She is ridden daily in the arena or on trails, lunged or worked in harness and is another leader alongside Esperanza in the four-in-hand team. She is reliable and deserves our gratitude that she gracefully tolerates the less quiet horses harnessed next to her. Six weeks before travelling here she injured her left hind leg in the paddock. She was probably kicked by another mare in the herd. From an almost invisible wound she developed lymphangitis and was immediately given antibiotics. But the swelling did not go down and Ragazza might not have been able to travel to California. The consequences of injuries of this kind can be forseen with 90 per cent certainty. Sometimes the swelling can go down with normal work; there is no pain, the horse is not lame but it potentially remains a weak point for the rest of its life. The consequences of this kind of injury rarely disappear completely. In any case Dr Peter Bullock decided not to alter his original choice, which has ensured the mare will have a wonderful, and we hope, long life.

mare Ragazza
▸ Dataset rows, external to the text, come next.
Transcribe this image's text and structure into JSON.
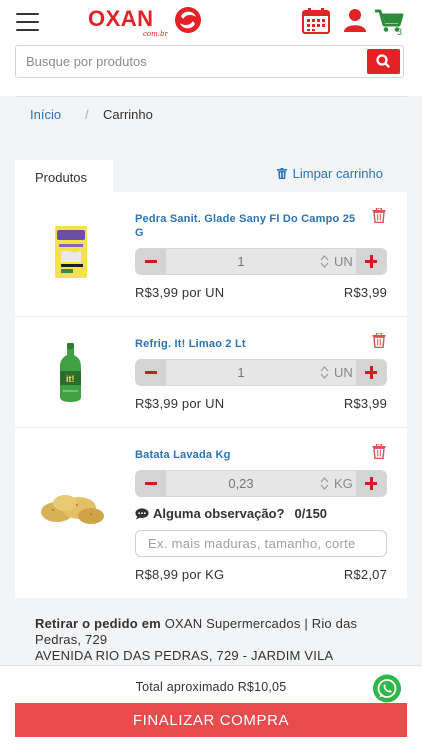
{
  "header": {
    "logo_text": "OXAN",
    "logo_sub": "com.br",
    "cart_count": "3",
    "icons": [
      "menu-icon",
      "calendar-icon",
      "user-icon",
      "cart-icon"
    ],
    "brand_color": "#e32226",
    "cart_color": "#2e8b3c"
  },
  "search": {
    "placeholder": "Busque por produtos",
    "value": ""
  },
  "breadcrumb": {
    "home": "Início",
    "separator": "/",
    "current": "Carrinho"
  },
  "cart": {
    "tab_label": "Produtos",
    "clear_label": "Limpar carrinho",
    "items": [
      {
        "name": "Pedra Sanit. Glade Sany Fl Do Campo 25 G",
        "qty": "1",
        "unit": "UN",
        "unit_price": "R$3,99 por UN",
        "total": "R$3,99"
      },
      {
        "name": "Refrig. It! Limao 2 Lt",
        "qty": "1",
        "unit": "UN",
        "unit_price": "R$3,99 por UN",
        "total": "R$3,99"
      },
      {
        "name": "Batata Lavada Kg",
        "qty": "0,23",
        "unit": "KG",
        "unit_price": "R$8,99 por KG",
        "total": "R$2,07",
        "obs_label": "Alguma observação?",
        "obs_count": "0/150",
        "obs_placeholder": "Ex. mais maduras, tamanho, corte"
      }
    ]
  },
  "pickup": {
    "label": "Retirar o pedido em",
    "store": "OXAN Supermercados | Rio das Pedras, 729",
    "address": "AVENIDA RIO DAS PEDRAS, 729 - JARDIM VILA"
  },
  "footer": {
    "total_text": "Total aproximado R$10,05",
    "checkout_label": "FINALIZAR COMPRA",
    "button_color": "#e84c4c"
  }
}
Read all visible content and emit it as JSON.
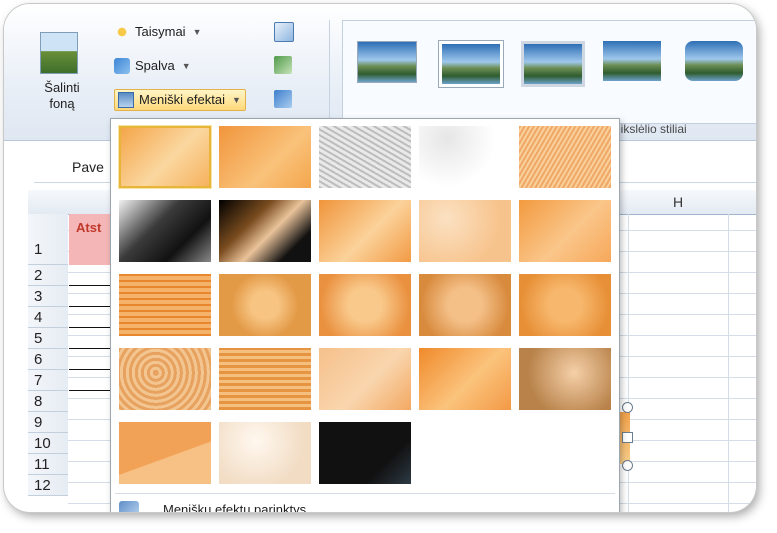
{
  "ribbon": {
    "remove_bg_label_1": "Šalinti",
    "remove_bg_label_2": "foną",
    "corrections_label": "Taisymai",
    "color_label": "Spalva",
    "artistic_label": "Meniški efektai",
    "styles_group_label": "eikslėlio stiliai"
  },
  "sheet": {
    "name_box": "Pave",
    "column_h": "H",
    "row_numbers": [
      "1",
      "2",
      "3",
      "4",
      "5",
      "6",
      "7",
      "8",
      "9",
      "10",
      "11",
      "12"
    ],
    "cell_text": "Atst"
  },
  "dropdown": {
    "options_label": "Meniškų efektų parinktys...",
    "tiles": [
      "none",
      "marker",
      "pencil-grayscale",
      "pencil-sketch",
      "line-drawing",
      "chalk-sketch",
      "paint-strokes",
      "paint-brush",
      "glow-diffused",
      "blur",
      "light-screen",
      "watercolor-sponge",
      "film-grain",
      "mosaic-bubbles",
      "glass",
      "cement",
      "texturizer",
      "crisscross-etching",
      "pastels-smooth",
      "plastic-wrap",
      "cutout",
      "photocopy",
      "glow-edges"
    ]
  },
  "colors": {
    "selected_border": "#e6b53a",
    "header_red": "#f4b6b6"
  }
}
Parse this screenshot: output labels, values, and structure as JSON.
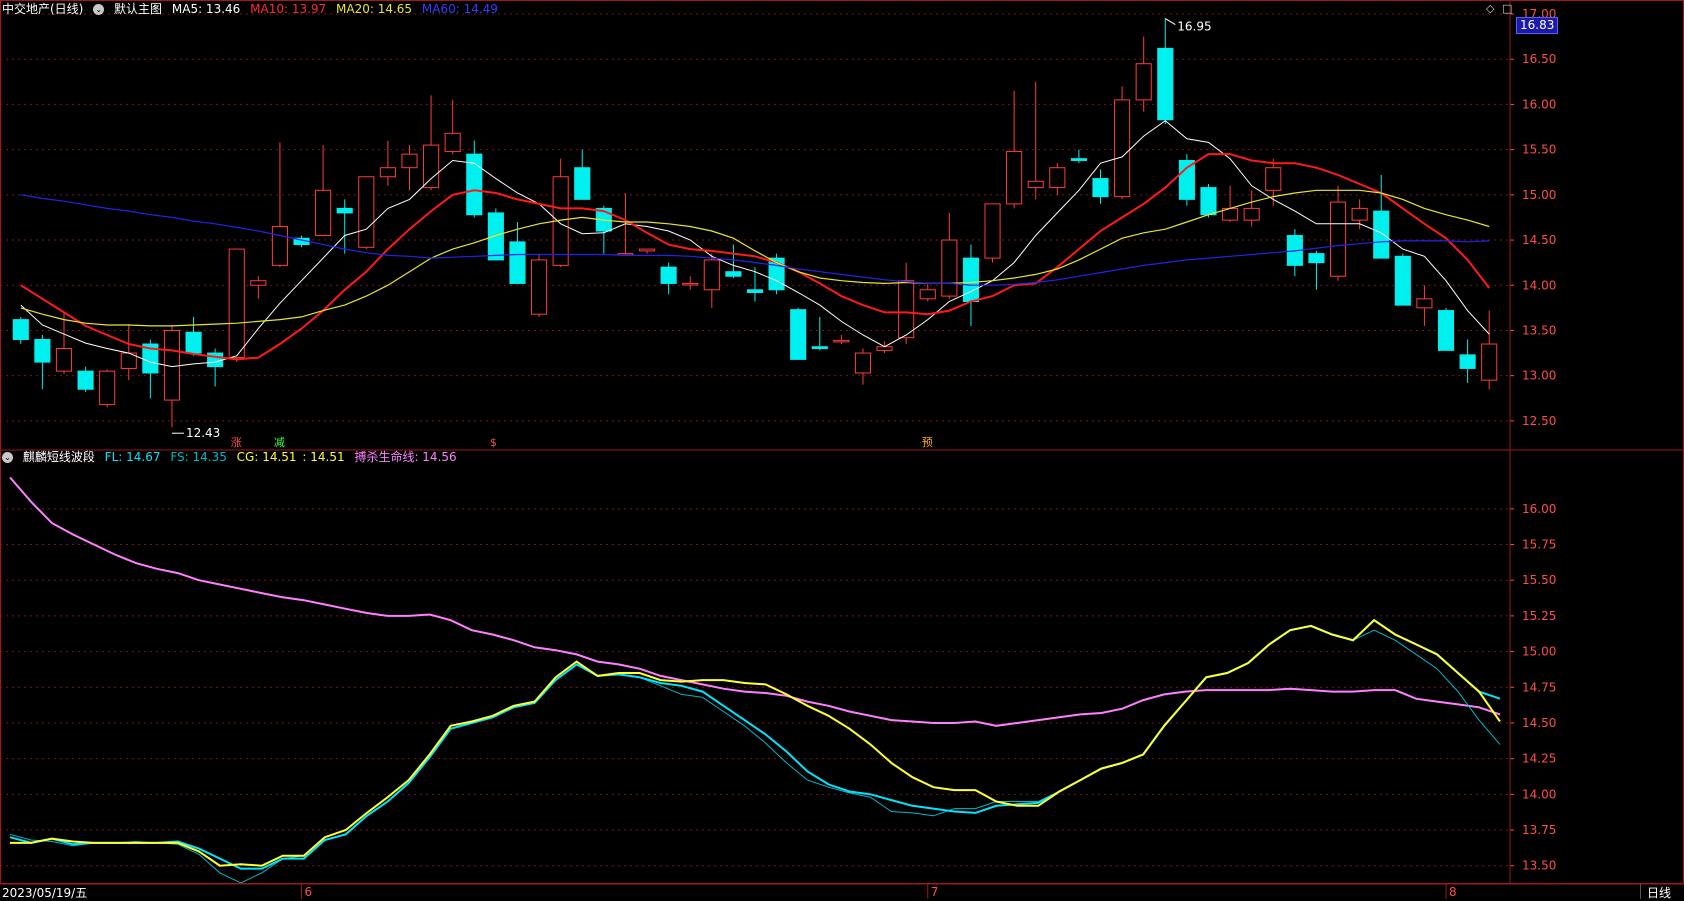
{
  "main_panel": {
    "stock_name": "中交地产(日线)",
    "template_label": "默认主图",
    "ma5_label": "MA5: 13.46",
    "ma10_label": "MA10: 13.97",
    "ma20_label": "MA20: 14.65",
    "ma60_label": "MA60: 14.49",
    "current_price_tag": "16.83",
    "high_marker": "16.95",
    "low_marker": "12.43",
    "signal_labels": [
      "涨",
      "减",
      "$",
      "预"
    ]
  },
  "sub_panel": {
    "indicator_name": "麒麟短线波段",
    "fl_label": "FL: 14.67",
    "fs_label": "FS: 14.35",
    "cg_label": "CG: 14.51",
    "cg2_label": ": 14.51",
    "life_label": "搏杀生命线: 14.56"
  },
  "bottom_bar": {
    "date": "2023/05/19/五",
    "month_labels": [
      "6",
      "7",
      "8"
    ],
    "period": "日线"
  },
  "colors": {
    "up": "#ff3b3b",
    "down": "#00f0f0",
    "ma5": "#ffffff",
    "ma10": "#ff1a1a",
    "ma20": "#e6e62e",
    "ma60": "#2323e6",
    "fl": "#00e5ff",
    "fs": "#00b8c8",
    "cg": "#ffff33",
    "life": "#ff80ff",
    "grid": "#7a1515",
    "axis_text": "#ff4d4d"
  },
  "chart_data": [
    {
      "type": "candlestick",
      "title": "中交地产(日线)",
      "ylim": [
        12.2,
        17.0
      ],
      "yticks": [
        "17.00",
        "16.50",
        "16.00",
        "15.50",
        "15.00",
        "14.50",
        "14.00",
        "13.50",
        "13.00",
        "12.50"
      ],
      "x_markers": [
        "6",
        "7",
        "8"
      ],
      "ohlc": [
        [
          13.62,
          13.65,
          13.35,
          13.4
        ],
        [
          13.4,
          13.45,
          12.85,
          13.15
        ],
        [
          13.05,
          13.7,
          13.02,
          13.3
        ],
        [
          13.05,
          13.1,
          12.82,
          12.85
        ],
        [
          12.68,
          13.07,
          12.65,
          13.05
        ],
        [
          13.08,
          13.57,
          12.95,
          13.25
        ],
        [
          13.35,
          13.4,
          12.75,
          13.03
        ],
        [
          12.73,
          13.56,
          12.43,
          13.5
        ],
        [
          13.48,
          13.65,
          13.22,
          13.25
        ],
        [
          13.25,
          13.3,
          12.88,
          13.1
        ],
        [
          13.2,
          14.4,
          13.15,
          14.4
        ],
        [
          14.0,
          14.1,
          13.85,
          14.05
        ],
        [
          14.22,
          15.58,
          14.2,
          14.65
        ],
        [
          14.52,
          14.55,
          14.42,
          14.45
        ],
        [
          14.55,
          15.55,
          14.55,
          15.05
        ],
        [
          14.85,
          14.95,
          14.35,
          14.8
        ],
        [
          14.42,
          15.0,
          14.4,
          15.2
        ],
        [
          15.2,
          15.6,
          15.1,
          15.3
        ],
        [
          15.3,
          15.55,
          15.05,
          15.45
        ],
        [
          15.08,
          16.1,
          15.05,
          15.55
        ],
        [
          15.48,
          16.05,
          15.45,
          15.68
        ],
        [
          15.45,
          15.6,
          14.75,
          14.78
        ],
        [
          14.8,
          14.85,
          14.38,
          14.28
        ],
        [
          14.48,
          14.7,
          14.02,
          14.02
        ],
        [
          13.68,
          14.35,
          13.65,
          14.28
        ],
        [
          14.22,
          15.4,
          14.2,
          15.2
        ],
        [
          15.3,
          15.5,
          14.95,
          14.95
        ],
        [
          14.85,
          14.88,
          14.35,
          14.6
        ],
        [
          14.35,
          15.02,
          14.35,
          14.35
        ],
        [
          14.38,
          14.4,
          14.35,
          14.4
        ],
        [
          14.2,
          14.25,
          13.9,
          14.02
        ],
        [
          14.02,
          14.1,
          13.95,
          14.02
        ],
        [
          13.95,
          14.35,
          13.75,
          14.28
        ],
        [
          14.15,
          14.45,
          14.08,
          14.1
        ],
        [
          13.95,
          14.2,
          13.82,
          13.92
        ],
        [
          14.3,
          14.35,
          13.9,
          13.95
        ],
        [
          13.73,
          13.75,
          13.18,
          13.18
        ],
        [
          13.32,
          13.65,
          13.28,
          13.3
        ],
        [
          13.38,
          13.45,
          13.35,
          13.39
        ],
        [
          13.03,
          13.3,
          12.9,
          13.25
        ],
        [
          13.28,
          13.38,
          13.25,
          13.32
        ],
        [
          13.42,
          14.25,
          13.35,
          14.05
        ],
        [
          13.85,
          14.02,
          13.82,
          13.95
        ],
        [
          13.88,
          14.8,
          13.85,
          14.5
        ],
        [
          14.3,
          14.45,
          13.55,
          13.82
        ],
        [
          14.3,
          14.75,
          14.25,
          14.9
        ],
        [
          14.9,
          16.15,
          14.85,
          15.48
        ],
        [
          15.08,
          16.25,
          14.95,
          15.15
        ],
        [
          15.08,
          15.35,
          15.0,
          15.3
        ],
        [
          15.4,
          15.5,
          15.35,
          15.38
        ],
        [
          15.18,
          15.28,
          14.9,
          14.98
        ],
        [
          14.98,
          16.2,
          14.95,
          16.05
        ],
        [
          16.05,
          16.75,
          15.92,
          16.45
        ],
        [
          16.62,
          16.95,
          15.78,
          15.83
        ],
        [
          15.38,
          15.45,
          14.88,
          14.95
        ],
        [
          15.08,
          15.12,
          14.75,
          14.78
        ],
        [
          14.72,
          15.1,
          14.7,
          14.85
        ],
        [
          14.72,
          15.05,
          14.65,
          14.85
        ],
        [
          15.05,
          15.4,
          14.88,
          15.3
        ],
        [
          14.55,
          14.62,
          14.1,
          14.22
        ],
        [
          14.35,
          14.38,
          13.95,
          14.25
        ],
        [
          14.1,
          15.1,
          14.05,
          14.92
        ],
        [
          14.72,
          14.95,
          14.62,
          14.85
        ],
        [
          14.82,
          15.22,
          14.3,
          14.3
        ],
        [
          14.32,
          14.35,
          13.78,
          13.78
        ],
        [
          13.75,
          14.0,
          13.55,
          13.85
        ],
        [
          13.72,
          13.75,
          13.28,
          13.28
        ],
        [
          13.23,
          13.4,
          12.92,
          13.08
        ],
        [
          12.95,
          13.72,
          12.85,
          13.35
        ]
      ],
      "series": [
        {
          "name": "MA5",
          "values": [
            13.78,
            13.56,
            13.46,
            13.36,
            13.3,
            13.25,
            13.15,
            13.1,
            13.13,
            13.15,
            13.22,
            13.52,
            13.8,
            14.05,
            14.3,
            14.55,
            14.62,
            14.85,
            14.95,
            15.18,
            15.38,
            15.35,
            15.18,
            15.02,
            14.9,
            14.68,
            14.57,
            14.58,
            14.68,
            14.65,
            14.6,
            14.5,
            14.32,
            14.22,
            14.15,
            14.05,
            13.92,
            13.78,
            13.6,
            13.45,
            13.32,
            13.45,
            13.62,
            13.82,
            13.93,
            14.05,
            14.25,
            14.55,
            14.8,
            15.05,
            15.35,
            15.42,
            15.65,
            15.82,
            15.62,
            15.58,
            15.4,
            15.1,
            14.95,
            14.82,
            14.68,
            14.68,
            14.68,
            14.58,
            14.4,
            14.32,
            14.05,
            13.72,
            13.46
          ]
        },
        {
          "name": "MA10",
          "values": [
            14.0,
            13.85,
            13.7,
            13.55,
            13.45,
            13.35,
            13.3,
            13.28,
            13.24,
            13.21,
            13.18,
            13.2,
            13.35,
            13.52,
            13.72,
            13.95,
            14.15,
            14.4,
            14.62,
            14.82,
            15.0,
            15.05,
            15.02,
            14.95,
            14.9,
            14.85,
            14.85,
            14.82,
            14.72,
            14.58,
            14.45,
            14.4,
            14.38,
            14.35,
            14.32,
            14.25,
            14.15,
            14.02,
            13.88,
            13.78,
            13.7,
            13.7,
            13.68,
            13.72,
            13.82,
            13.88,
            14.0,
            14.02,
            14.2,
            14.4,
            14.6,
            14.75,
            14.9,
            15.08,
            15.3,
            15.45,
            15.45,
            15.38,
            15.35,
            15.35,
            15.3,
            15.22,
            15.12,
            15.02,
            14.85,
            14.68,
            14.52,
            14.28,
            13.97
          ]
        },
        {
          "name": "MA20",
          "values": [
            13.75,
            13.68,
            13.62,
            13.58,
            13.56,
            13.56,
            13.55,
            13.55,
            13.56,
            13.57,
            13.58,
            13.6,
            13.62,
            13.65,
            13.72,
            13.78,
            13.88,
            14.0,
            14.15,
            14.3,
            14.4,
            14.47,
            14.55,
            14.62,
            14.68,
            14.72,
            14.75,
            14.72,
            14.7,
            14.7,
            14.68,
            14.65,
            14.6,
            14.52,
            14.38,
            14.25,
            14.15,
            14.08,
            14.05,
            14.03,
            14.02,
            14.03,
            14.02,
            14.02,
            14.03,
            14.05,
            14.08,
            14.12,
            14.18,
            14.28,
            14.4,
            14.52,
            14.58,
            14.62,
            14.7,
            14.78,
            14.85,
            14.92,
            14.98,
            15.02,
            15.05,
            15.05,
            15.05,
            15.02,
            14.95,
            14.85,
            14.78,
            14.72,
            14.65
          ]
        },
        {
          "name": "MA60",
          "values": [
            15.0,
            14.96,
            14.93,
            14.89,
            14.85,
            14.82,
            14.78,
            14.75,
            14.71,
            14.68,
            14.64,
            14.6,
            14.55,
            14.5,
            14.45,
            14.4,
            14.36,
            14.33,
            14.32,
            14.3,
            14.31,
            14.32,
            14.33,
            14.34,
            14.34,
            14.34,
            14.34,
            14.34,
            14.33,
            14.33,
            14.33,
            14.32,
            14.3,
            14.28,
            14.25,
            14.22,
            14.18,
            14.15,
            14.12,
            14.09,
            14.06,
            14.04,
            14.02,
            14.02,
            14.0,
            14.0,
            14.01,
            14.03,
            14.06,
            14.1,
            14.14,
            14.18,
            14.22,
            14.25,
            14.28,
            14.3,
            14.32,
            14.34,
            14.36,
            14.38,
            14.41,
            14.44,
            14.46,
            14.48,
            14.49,
            14.49,
            14.49,
            14.48,
            14.49
          ]
        }
      ]
    },
    {
      "type": "line",
      "title": "麒麟短线波段",
      "ylim": [
        13.4,
        16.3
      ],
      "yticks": [
        "16.00",
        "15.75",
        "15.50",
        "15.25",
        "15.00",
        "14.75",
        "14.50",
        "14.25",
        "14.00",
        "13.75",
        "13.50"
      ],
      "series": [
        {
          "name": "搏杀生命线",
          "values": [
            16.22,
            16.05,
            15.9,
            15.82,
            15.75,
            15.68,
            15.62,
            15.58,
            15.55,
            15.5,
            15.47,
            15.44,
            15.41,
            15.38,
            15.36,
            15.33,
            15.3,
            15.27,
            15.25,
            15.25,
            15.26,
            15.22,
            15.15,
            15.12,
            15.08,
            15.03,
            15.01,
            14.98,
            14.93,
            14.91,
            14.88,
            14.83,
            14.8,
            14.77,
            14.74,
            14.72,
            14.71,
            14.69,
            14.65,
            14.62,
            14.58,
            14.55,
            14.52,
            14.51,
            14.5,
            14.5,
            14.51,
            14.48,
            14.5,
            14.52,
            14.54,
            14.56,
            14.57,
            14.6,
            14.66,
            14.7,
            14.72,
            14.73,
            14.73,
            14.73,
            14.73,
            14.74,
            14.73,
            14.72,
            14.72,
            14.73,
            14.73,
            14.67,
            14.65,
            14.63,
            14.61,
            14.56
          ]
        },
        {
          "name": "CG",
          "values": [
            13.66,
            13.66,
            13.69,
            13.67,
            13.66,
            13.66,
            13.66,
            13.66,
            13.66,
            13.6,
            13.5,
            13.51,
            13.5,
            13.57,
            13.57,
            13.7,
            13.75,
            13.87,
            13.98,
            14.1,
            14.28,
            14.48,
            14.51,
            14.55,
            14.62,
            14.65,
            14.82,
            14.93,
            14.83,
            14.85,
            14.85,
            14.8,
            14.79,
            14.8,
            14.8,
            14.78,
            14.77,
            14.7,
            14.62,
            14.55,
            14.46,
            14.35,
            14.22,
            14.12,
            14.05,
            14.03,
            14.03,
            13.95,
            13.92,
            13.92,
            14.02,
            14.1,
            14.18,
            14.22,
            14.28,
            14.48,
            14.65,
            14.82,
            14.85,
            14.92,
            15.05,
            15.15,
            15.18,
            15.12,
            15.08,
            15.22,
            15.12,
            15.05,
            14.98,
            14.85,
            14.72,
            14.51
          ]
        },
        {
          "name": "FL",
          "values": [
            13.7,
            13.66,
            13.69,
            13.65,
            13.66,
            13.66,
            13.66,
            13.66,
            13.67,
            13.62,
            13.55,
            13.48,
            13.48,
            13.55,
            13.55,
            13.68,
            13.72,
            13.85,
            13.95,
            14.08,
            14.26,
            14.46,
            14.5,
            14.54,
            14.61,
            14.64,
            14.8,
            14.91,
            14.83,
            14.84,
            14.82,
            14.78,
            14.76,
            14.72,
            14.62,
            14.52,
            14.42,
            14.3,
            14.16,
            14.07,
            14.02,
            14.0,
            13.96,
            13.92,
            13.9,
            13.88,
            13.87,
            13.92,
            13.93,
            13.94,
            14.02,
            14.1,
            14.18,
            14.22,
            14.28,
            14.48,
            14.65,
            14.82,
            14.85,
            14.92,
            15.05,
            15.15,
            15.18,
            15.12,
            15.08,
            15.22,
            15.12,
            15.05,
            14.98,
            14.85,
            14.72,
            14.67
          ]
        },
        {
          "name": "FS",
          "values": [
            13.72,
            13.68,
            13.67,
            13.64,
            13.66,
            13.66,
            13.67,
            13.66,
            13.65,
            13.58,
            13.45,
            13.38,
            13.45,
            13.55,
            13.57,
            13.7,
            13.75,
            13.87,
            13.98,
            14.1,
            14.28,
            14.48,
            14.51,
            14.55,
            14.62,
            14.65,
            14.82,
            14.93,
            14.83,
            14.84,
            14.82,
            14.76,
            14.7,
            14.68,
            14.58,
            14.48,
            14.36,
            14.22,
            14.1,
            14.05,
            14.01,
            13.98,
            13.88,
            13.87,
            13.85,
            13.9,
            13.9,
            13.95,
            13.95,
            13.95,
            14.02,
            14.1,
            14.18,
            14.22,
            14.28,
            14.48,
            14.65,
            14.82,
            14.85,
            14.92,
            15.05,
            15.15,
            15.18,
            15.12,
            15.08,
            15.15,
            15.08,
            14.98,
            14.88,
            14.72,
            14.52,
            14.35
          ]
        }
      ]
    }
  ]
}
The last our mare is Era. Era was born June 6 1997, the fifth foal sired by Rudolfo Candia II and out of the dam 204 Errata. Era is light grey, turning to white with a smaller square frame, an even head and expressive paces. She went through the same basic training as the other horses. She is the smallest of all the horses here, but very dominant and she controls the others. She often insists in the most humourous manner that she goes first into the paddock, that she gets to eat first and constantly tries to be in front. But otherwise she is not hard-working. She does just enough as is necessary and not a bit more. She never tries to excell, but on the contrary regularly tries to avoid work. She is playful and fearless. She is ridden, lunged or worked in the team daily.

The decision to buy the stallion Generale Ariosa XLVIII-4 arose in January 2003. The stallion, Ariosa, was born on April 7 1995, the fourth foal sired by Generale Proxima XLVIII and out of 212 Ariosa. The stallion followed the same upbringing regime in the stud as the mares listed with all of the other horses at the KladrubyNational Stud. He began his training and schooling at four years old. He would have followed the same training path as the other horses but since the Stud was looking for stallions that showed promise in dressage, he was in fact chosen for a sporting career. From the age of four years and three months he had one trainer and one rider. His trainer was Dr Norbert Zalis.

stallion Ariosa

The stallion was schooled for five years by this team and his rider continues his training here in California, where he has also become a breeding stallion.

In the Czech Republic he was placed in several dressage competitions, though his focus was mainly classical baroque riding. He took part in hunts and several presentation performances; his presentation throughout was calm and controlled. His sire was previously the main breeding stallion of the National Stud, Generale Proxima XLVIII, who, though now in private ownership, is undoubtedly one of the best schooled Kladruber dressage horses in the Czech Republic.

Ariosa is a classic white stallion, compact and very elegant with a large, square frame, a slightly Roman-nosed head, a strong neck and expressive paces. His large, gentle, bright eye is the best indication of his superb character. He is a willing, well-rounded stallion. He needs to enjoy his work and his training programme is designed around that. He flew to California alone, in the same company as mares. He spent seven weeks in quarantine in Sacramento. He arrived in Woodside in excellent physical and psychological condition. He is making good progress in his dressage training.